◆ WHAT IS BEING ASKED:
Whenever the string "Казань" appears in a line below, please copy the line out.

(DATA IN THIS EXERCISE Opens)

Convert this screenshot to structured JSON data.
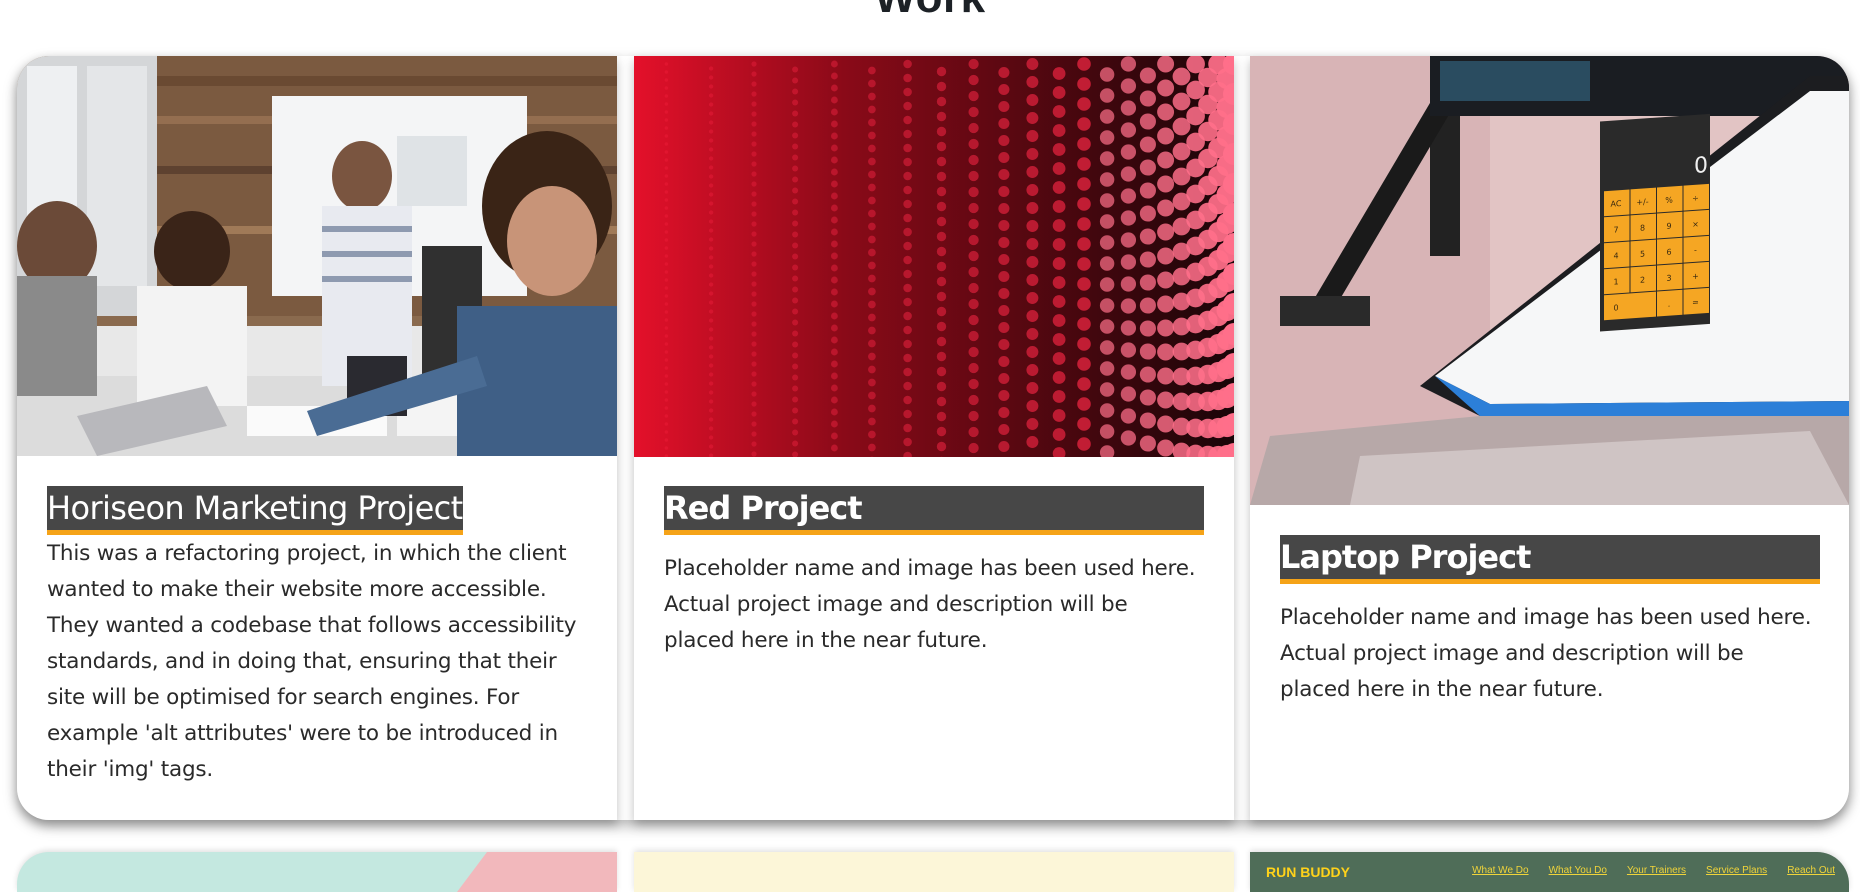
{
  "section": {
    "title": "Work"
  },
  "projects": [
    {
      "title": "Horiseon Marketing Project",
      "description": "This was a refactoring project, in which the client wanted to make their website more accessible. They wanted a codebase that follows accessibility standards, and in doing that, ensuring that their site will be optimised for search engines. For example 'alt attributes' were to be introduced in their 'img' tags."
    },
    {
      "title": "Red Project",
      "description": "Placeholder name and image has been used here. Actual project image and description will be placed here in the near future."
    },
    {
      "title": "Laptop Project",
      "description": "Placeholder name and image has been used here. Actual project image and description will be placed here in the near future."
    }
  ],
  "photo_text": {
    "calculator_display": "0",
    "calculator_keys": [
      "AC",
      "+/-",
      "%",
      "÷",
      "7",
      "8",
      "9",
      "×",
      "4",
      "5",
      "6",
      "-",
      "1",
      "2",
      "3",
      "+",
      "0",
      ".",
      "="
    ]
  },
  "next_row": {
    "run_buddy": {
      "brand": "RUN BUDDY",
      "nav": [
        "What We Do",
        "What You Do",
        "Your Trainers",
        "Service Plans",
        "Reach Out"
      ]
    }
  },
  "colors": {
    "title_bg": "#474747",
    "title_underline": "#f5a318",
    "text": "#2a2a2a",
    "heading": "#1c2126"
  }
}
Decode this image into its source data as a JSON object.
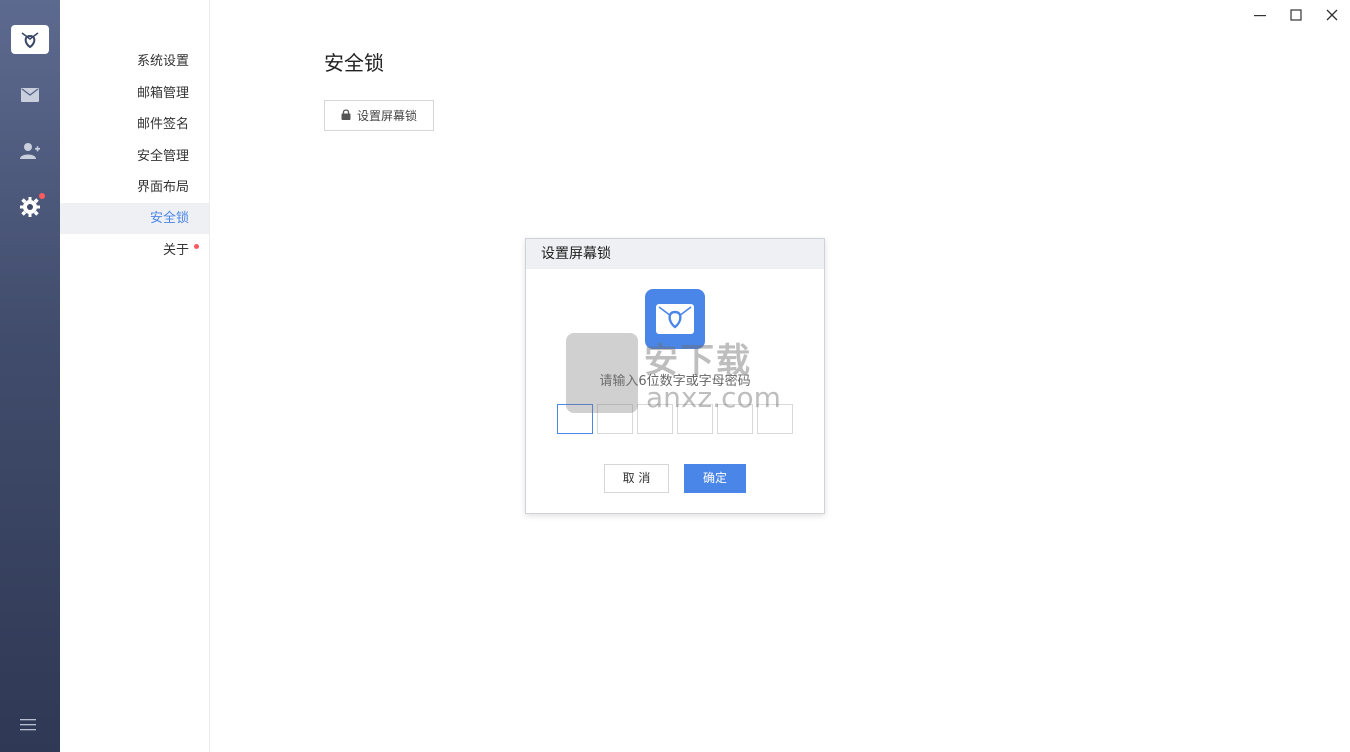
{
  "nav": {
    "items": [
      {
        "label": "系统设置"
      },
      {
        "label": "邮箱管理"
      },
      {
        "label": "邮件签名"
      },
      {
        "label": "安全管理"
      },
      {
        "label": "界面布局"
      },
      {
        "label": "安全锁"
      },
      {
        "label": "关于"
      }
    ],
    "active_index": 5
  },
  "rail": {
    "icons": [
      "mail-icon",
      "contacts-icon",
      "settings-icon",
      "menu-icon"
    ]
  },
  "main": {
    "title": "安全锁",
    "lock_button_label": "设置屏幕锁"
  },
  "dialog": {
    "title": "设置屏幕锁",
    "prompt": "请输入6位数字或字母密码",
    "pin_count": 6,
    "cancel_label": "取 消",
    "ok_label": "确定"
  },
  "watermark": {
    "cn": "安下载",
    "en": "anxz.com"
  },
  "colors": {
    "accent": "#4a86e8",
    "badge": "#ff5a5f"
  }
}
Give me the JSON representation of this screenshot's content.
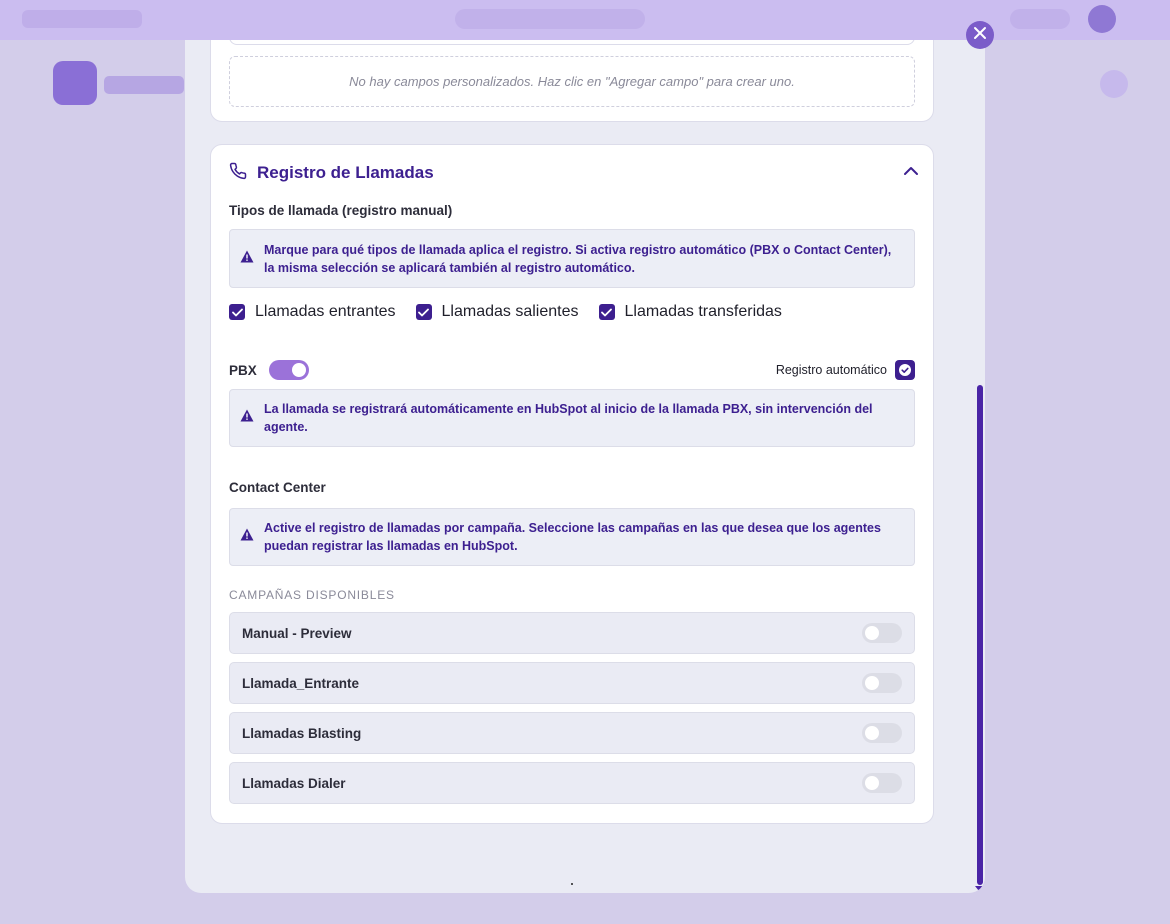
{
  "custom_fields": {
    "empty_message": "No hay campos personalizados. Haz clic en \"Agregar campo\" para crear uno."
  },
  "call_log": {
    "title": "Registro de Llamadas",
    "types_heading": "Tipos de llamada (registro manual)",
    "types_info": "Marque para qué tipos de llamada aplica el registro. Si activa registro automático (PBX o Contact Center), la misma selección se aplicará también al registro automático.",
    "call_types": [
      {
        "label": "Llamadas entrantes",
        "checked": true
      },
      {
        "label": "Llamadas salientes",
        "checked": true
      },
      {
        "label": "Llamadas transferidas",
        "checked": true
      }
    ],
    "pbx": {
      "label": "PBX",
      "enabled": true,
      "auto_label": "Registro automático",
      "auto_checked": true,
      "info": "La llamada se registrará automáticamente en HubSpot al inicio de la llamada PBX, sin intervención del agente."
    },
    "contact_center": {
      "heading": "Contact Center",
      "info": "Active el registro de llamadas por campaña. Seleccione las campañas en las que desea que los agentes puedan registrar las llamadas en HubSpot.",
      "campaigns_label": "CAMPAÑAS DISPONIBLES",
      "campaigns": [
        {
          "name": "Manual - Preview",
          "enabled": false
        },
        {
          "name": "Llamada_Entrante",
          "enabled": false
        },
        {
          "name": "Llamadas Blasting",
          "enabled": false
        },
        {
          "name": "Llamadas Dialer",
          "enabled": false
        }
      ]
    }
  },
  "colors": {
    "accent": "#3d1f8f",
    "toggle_on": "#9b72d9",
    "info_text": "#3d2090"
  }
}
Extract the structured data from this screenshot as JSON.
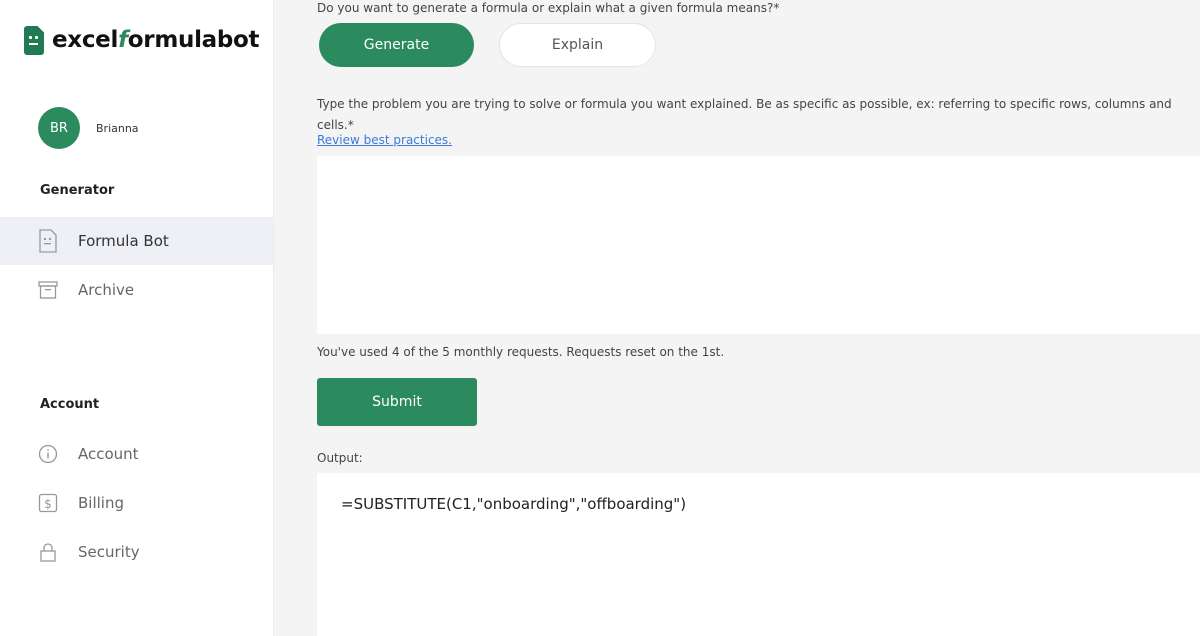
{
  "app": {
    "logo_prefix": "excel",
    "logo_accent": "f",
    "logo_suffix": "ormulabot",
    "brand_color": "#2b8a5e"
  },
  "user": {
    "initials": "BR",
    "name": "Brianna"
  },
  "sidebar": {
    "generator_label": "Generator",
    "account_section_label": "Account",
    "items": [
      {
        "label": "Formula Bot",
        "icon": "formula-bot-icon",
        "active": true
      },
      {
        "label": "Archive",
        "icon": "archive-icon",
        "active": false
      },
      {
        "label": "Account",
        "icon": "info-icon",
        "active": false
      },
      {
        "label": "Billing",
        "icon": "dollar-icon",
        "active": false
      },
      {
        "label": "Security",
        "icon": "lock-icon",
        "active": false
      }
    ]
  },
  "main": {
    "mode_question": "Do you want to generate a formula or explain what a given formula means?*",
    "generate_label": "Generate",
    "explain_label": "Explain",
    "problem_label": "Type the problem you are trying to solve or formula you want explained. Be as specific as possible, ex: referring to specific rows, columns and cells.*",
    "review_link": "Review best practices.",
    "problem_value": "",
    "usage_text": "You've used 4 of the 5 monthly requests. Requests reset on the 1st.",
    "submit_label": "Submit",
    "output_label": "Output:",
    "output_value": "=SUBSTITUTE(C1,\"onboarding\",\"offboarding\")"
  }
}
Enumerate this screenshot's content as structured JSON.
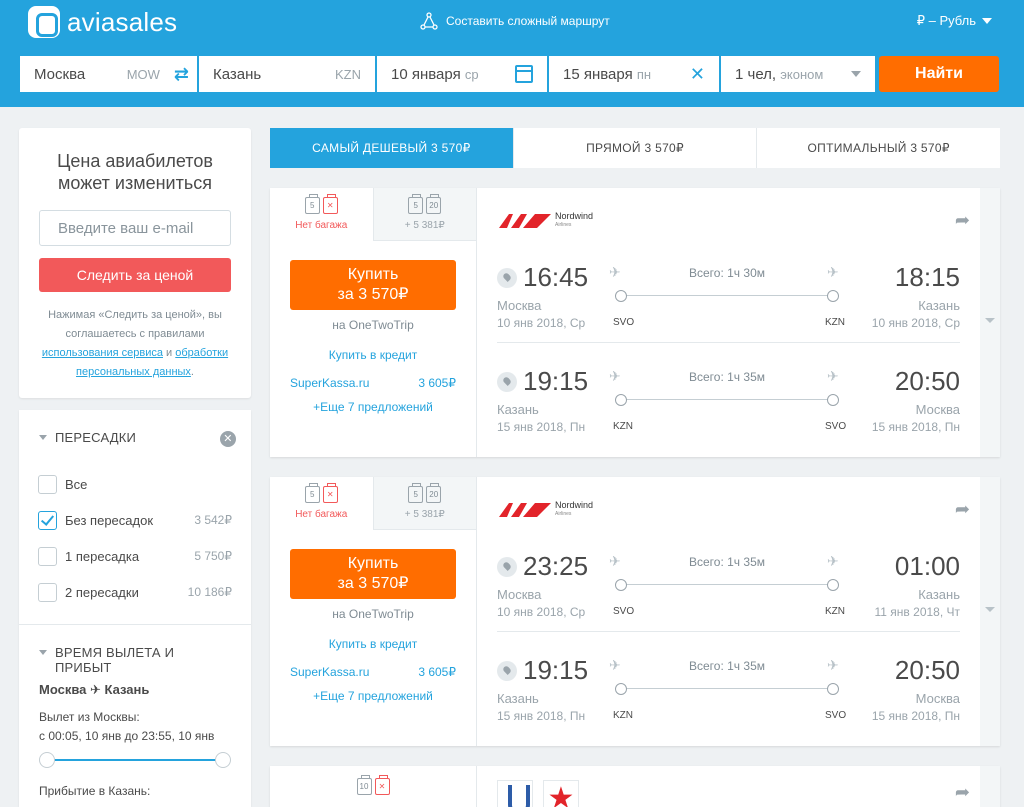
{
  "header": {
    "logo_text": "aviasales",
    "complex_route": "Составить сложный маршрут",
    "currency": "₽ – Рубль"
  },
  "search": {
    "origin": "Москва",
    "origin_code": "MOW",
    "destination": "Казань",
    "destination_code": "KZN",
    "depart_date": "10 января",
    "depart_dow": "ср",
    "return_date": "15 января",
    "return_dow": "пн",
    "passengers": "1 чел,",
    "cabin": "эконом",
    "button": "Найти"
  },
  "price_alert": {
    "title": "Цена авиабилетов может измениться",
    "email_placeholder": "Введите ваш e-mail",
    "button": "Следить за ценой",
    "disclaimer_1": "Нажимая «Следить за ценой», вы соглашаетесь с правилами",
    "link_terms": "использования сервиса",
    "and": "и",
    "link_privacy": "обработки персональных данных",
    "dot": "."
  },
  "filters": {
    "stops_title": "ПЕРЕСАДКИ",
    "stops": [
      {
        "label": "Все",
        "price": "",
        "checked": false
      },
      {
        "label": "Без пересадок",
        "price": "3 542₽",
        "checked": true
      },
      {
        "label": "1 пересадка",
        "price": "5 750₽",
        "checked": false
      },
      {
        "label": "2 пересадки",
        "price": "10 186₽",
        "checked": false
      }
    ],
    "time_title": "ВРЕМЯ ВЫЛЕТА И ПРИБЫТ",
    "route_from": "Москва",
    "route_to": "Казань",
    "depart_label": "Вылет из Москвы:",
    "depart_range": "с 00:05, 10 янв до 23:55, 10 янв",
    "arrive_label": "Прибытие в Казань:"
  },
  "tabs": [
    {
      "label": "САМЫЙ ДЕШЕВЫЙ 3 570₽",
      "active": true
    },
    {
      "label": "ПРЯМОЙ 3 570₽",
      "active": false
    },
    {
      "label": "ОПТИМАЛЬНЫЙ 3 570₽",
      "active": false
    }
  ],
  "tickets": [
    {
      "bag_a_sizes": [
        "5",
        "✕"
      ],
      "bag_a_label": "Нет багажа",
      "bag_b_sizes": [
        "5",
        "20"
      ],
      "bag_b_label": "+ 5 381₽",
      "buy_line1": "Купить",
      "buy_line2": "за 3 570₽",
      "via": "на OneTwoTrip",
      "credit": "Купить в кредит",
      "alt_agency": "SuperKassa.ru",
      "alt_price": "3 605₽",
      "more": "+Еще 7 предложений",
      "airline": "Nordwind",
      "airline_sub": "Airlines",
      "segments": [
        {
          "dep_time": "16:45",
          "arr_time": "18:15",
          "duration": "Всего: 1ч 30м",
          "dep_city": "Москва",
          "arr_city": "Казань",
          "dep_date": "10 янв 2018, Ср",
          "arr_date": "10 янв 2018, Ср",
          "dep_iata": "SVO",
          "arr_iata": "KZN"
        },
        {
          "dep_time": "19:15",
          "arr_time": "20:50",
          "duration": "Всего: 1ч 35м",
          "dep_city": "Казань",
          "arr_city": "Москва",
          "dep_date": "15 янв 2018, Пн",
          "arr_date": "15 янв 2018, Пн",
          "dep_iata": "KZN",
          "arr_iata": "SVO"
        }
      ]
    },
    {
      "bag_a_sizes": [
        "5",
        "✕"
      ],
      "bag_a_label": "Нет багажа",
      "bag_b_sizes": [
        "5",
        "20"
      ],
      "bag_b_label": "+ 5 381₽",
      "buy_line1": "Купить",
      "buy_line2": "за 3 570₽",
      "via": "на OneTwoTrip",
      "credit": "Купить в кредит",
      "alt_agency": "SuperKassa.ru",
      "alt_price": "3 605₽",
      "more": "+Еще 7 предложений",
      "airline": "Nordwind",
      "airline_sub": "Airlines",
      "segments": [
        {
          "dep_time": "23:25",
          "arr_time": "01:00",
          "duration": "Всего: 1ч 35м",
          "dep_city": "Москва",
          "arr_city": "Казань",
          "dep_date": "10 янв 2018, Ср",
          "arr_date": "11 янв 2018, Чт",
          "dep_iata": "SVO",
          "arr_iata": "KZN"
        },
        {
          "dep_time": "19:15",
          "arr_time": "20:50",
          "duration": "Всего: 1ч 35м",
          "dep_city": "Казань",
          "arr_city": "Москва",
          "dep_date": "15 янв 2018, Пн",
          "arr_date": "15 янв 2018, Пн",
          "dep_iata": "KZN",
          "arr_iata": "SVO"
        }
      ]
    },
    {
      "bag_a_sizes": [
        "10",
        "✕"
      ]
    }
  ],
  "colors": {
    "brand": "#24a3dd",
    "accent": "#ff6d00",
    "alert": "#f2595a"
  }
}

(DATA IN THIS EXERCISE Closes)

◆ ANSWER TO THIS TASK:
    "destination": "Казань",
    "route_to": "Казань",
    "arrive_label": "Прибытие в Казань:"
          "arr_city": "Казань",
          "dep_city": "Казань",
          "arr_city": "Казань",
          "dep_city": "Казань",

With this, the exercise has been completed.